= PROBLEM =
Where a line of the material includes the string "color", copy that line.

= RECORDS FOR THE EXERCISE =
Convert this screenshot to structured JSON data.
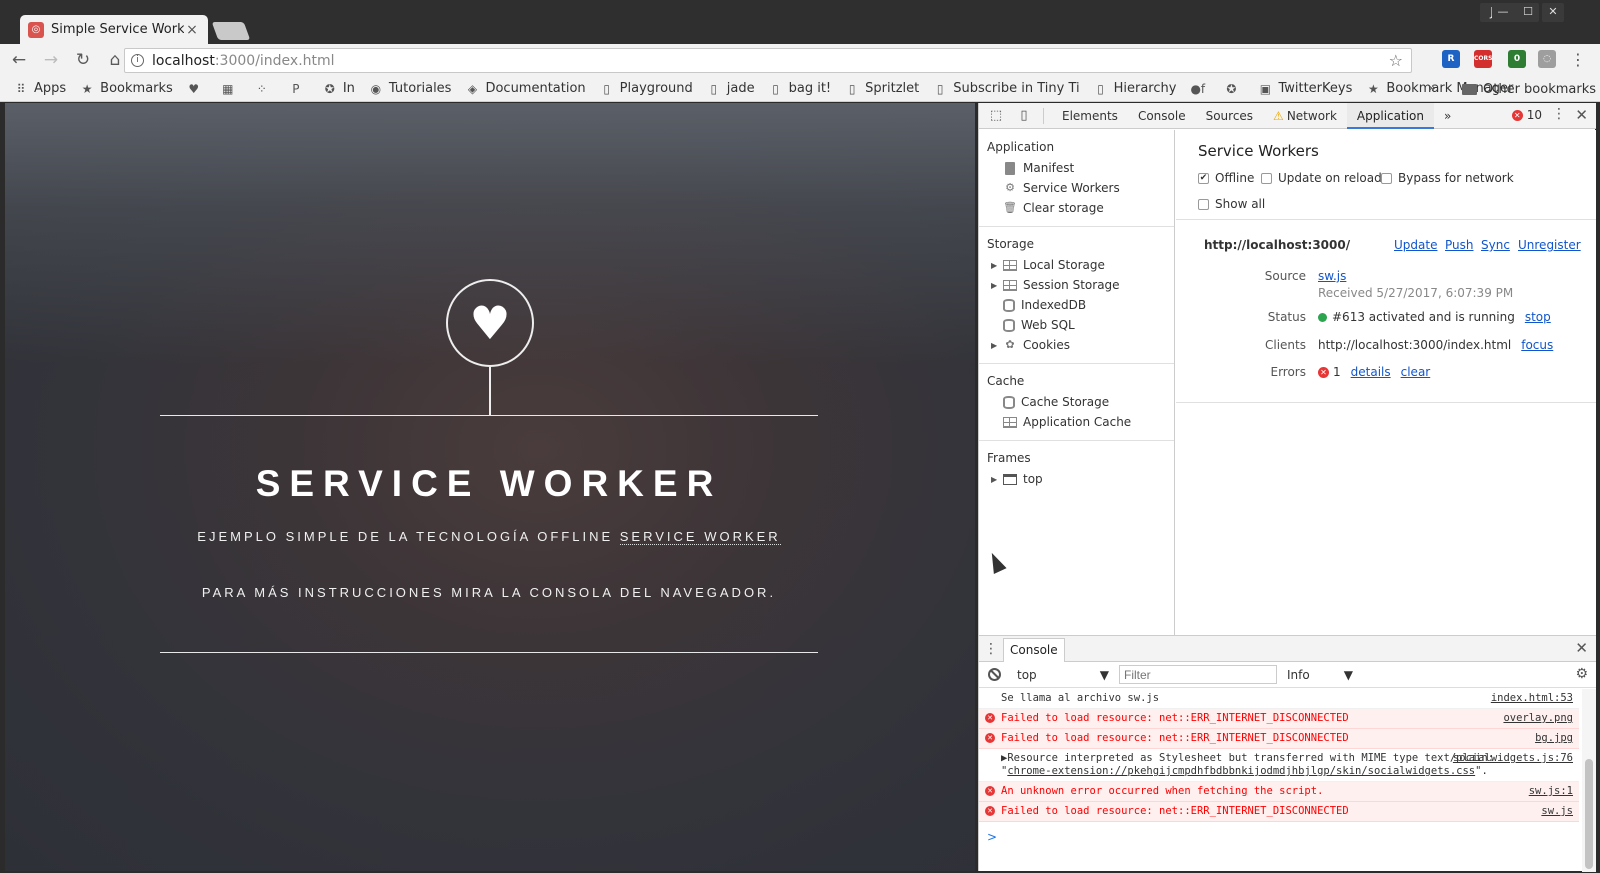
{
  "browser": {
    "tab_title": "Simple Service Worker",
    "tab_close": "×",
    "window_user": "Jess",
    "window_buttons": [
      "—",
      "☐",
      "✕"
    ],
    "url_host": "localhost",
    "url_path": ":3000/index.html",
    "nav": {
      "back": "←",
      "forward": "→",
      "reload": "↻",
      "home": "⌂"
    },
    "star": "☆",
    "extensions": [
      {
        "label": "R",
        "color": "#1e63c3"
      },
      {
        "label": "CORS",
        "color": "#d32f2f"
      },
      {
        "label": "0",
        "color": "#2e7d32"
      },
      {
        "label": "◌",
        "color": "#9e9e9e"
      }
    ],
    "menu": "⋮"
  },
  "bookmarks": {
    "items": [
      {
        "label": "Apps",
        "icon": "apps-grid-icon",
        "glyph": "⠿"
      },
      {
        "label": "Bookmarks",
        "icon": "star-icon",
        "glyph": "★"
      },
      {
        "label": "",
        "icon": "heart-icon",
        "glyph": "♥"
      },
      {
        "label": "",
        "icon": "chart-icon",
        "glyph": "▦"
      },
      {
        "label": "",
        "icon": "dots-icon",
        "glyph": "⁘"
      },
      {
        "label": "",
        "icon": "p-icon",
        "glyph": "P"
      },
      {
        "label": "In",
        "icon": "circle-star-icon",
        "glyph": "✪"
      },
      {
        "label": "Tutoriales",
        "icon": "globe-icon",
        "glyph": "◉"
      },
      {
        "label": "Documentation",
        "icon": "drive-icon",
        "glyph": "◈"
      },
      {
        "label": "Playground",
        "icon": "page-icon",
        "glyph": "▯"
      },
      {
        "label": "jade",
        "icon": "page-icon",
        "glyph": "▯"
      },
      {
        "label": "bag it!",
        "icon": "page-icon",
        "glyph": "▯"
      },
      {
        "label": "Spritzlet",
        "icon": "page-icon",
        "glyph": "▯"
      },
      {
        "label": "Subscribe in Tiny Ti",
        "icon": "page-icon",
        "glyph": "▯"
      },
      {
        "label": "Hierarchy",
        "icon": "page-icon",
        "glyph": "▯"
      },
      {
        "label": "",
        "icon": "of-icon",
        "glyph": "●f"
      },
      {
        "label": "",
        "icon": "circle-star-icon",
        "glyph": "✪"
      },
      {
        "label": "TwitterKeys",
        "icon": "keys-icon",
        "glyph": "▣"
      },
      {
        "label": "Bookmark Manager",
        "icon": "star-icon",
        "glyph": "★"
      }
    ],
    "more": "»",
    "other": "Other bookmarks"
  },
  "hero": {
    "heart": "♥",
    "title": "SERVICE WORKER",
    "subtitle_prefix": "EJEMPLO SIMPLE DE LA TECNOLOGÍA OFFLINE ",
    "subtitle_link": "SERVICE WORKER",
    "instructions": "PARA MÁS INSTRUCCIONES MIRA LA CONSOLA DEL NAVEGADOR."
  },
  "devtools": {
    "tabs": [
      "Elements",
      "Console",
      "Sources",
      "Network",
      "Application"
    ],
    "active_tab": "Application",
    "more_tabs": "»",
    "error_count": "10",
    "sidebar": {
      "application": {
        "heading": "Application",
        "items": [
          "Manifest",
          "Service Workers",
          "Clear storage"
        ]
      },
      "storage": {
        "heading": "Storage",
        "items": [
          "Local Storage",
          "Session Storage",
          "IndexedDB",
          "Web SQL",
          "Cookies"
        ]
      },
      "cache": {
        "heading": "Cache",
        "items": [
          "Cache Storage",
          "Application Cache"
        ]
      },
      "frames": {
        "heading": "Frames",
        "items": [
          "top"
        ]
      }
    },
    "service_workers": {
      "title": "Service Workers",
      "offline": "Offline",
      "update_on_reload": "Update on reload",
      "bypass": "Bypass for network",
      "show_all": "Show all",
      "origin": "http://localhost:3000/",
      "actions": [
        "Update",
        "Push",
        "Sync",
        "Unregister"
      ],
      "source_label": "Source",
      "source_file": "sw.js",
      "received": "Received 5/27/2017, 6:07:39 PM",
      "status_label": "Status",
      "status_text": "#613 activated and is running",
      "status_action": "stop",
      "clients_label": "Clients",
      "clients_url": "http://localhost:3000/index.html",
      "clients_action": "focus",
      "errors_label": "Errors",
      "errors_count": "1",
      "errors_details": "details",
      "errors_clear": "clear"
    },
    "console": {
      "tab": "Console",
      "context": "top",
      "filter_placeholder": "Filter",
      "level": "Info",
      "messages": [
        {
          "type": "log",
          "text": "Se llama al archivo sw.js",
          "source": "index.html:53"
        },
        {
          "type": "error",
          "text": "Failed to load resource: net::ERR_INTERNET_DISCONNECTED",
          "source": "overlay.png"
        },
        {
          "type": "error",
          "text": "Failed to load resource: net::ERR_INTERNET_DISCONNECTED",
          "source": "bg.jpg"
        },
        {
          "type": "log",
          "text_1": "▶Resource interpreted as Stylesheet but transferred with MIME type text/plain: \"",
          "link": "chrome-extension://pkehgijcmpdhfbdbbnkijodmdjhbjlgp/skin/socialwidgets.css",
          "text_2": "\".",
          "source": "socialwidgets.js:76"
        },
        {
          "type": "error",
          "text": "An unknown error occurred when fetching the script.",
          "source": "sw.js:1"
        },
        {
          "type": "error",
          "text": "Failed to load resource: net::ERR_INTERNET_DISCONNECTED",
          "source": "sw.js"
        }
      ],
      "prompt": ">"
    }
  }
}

= REPLY =
        "color": "#1e63c3"
        "color": "#d32f2f"
        "color": "#2e7d32"
        "color": "#9e9e9e"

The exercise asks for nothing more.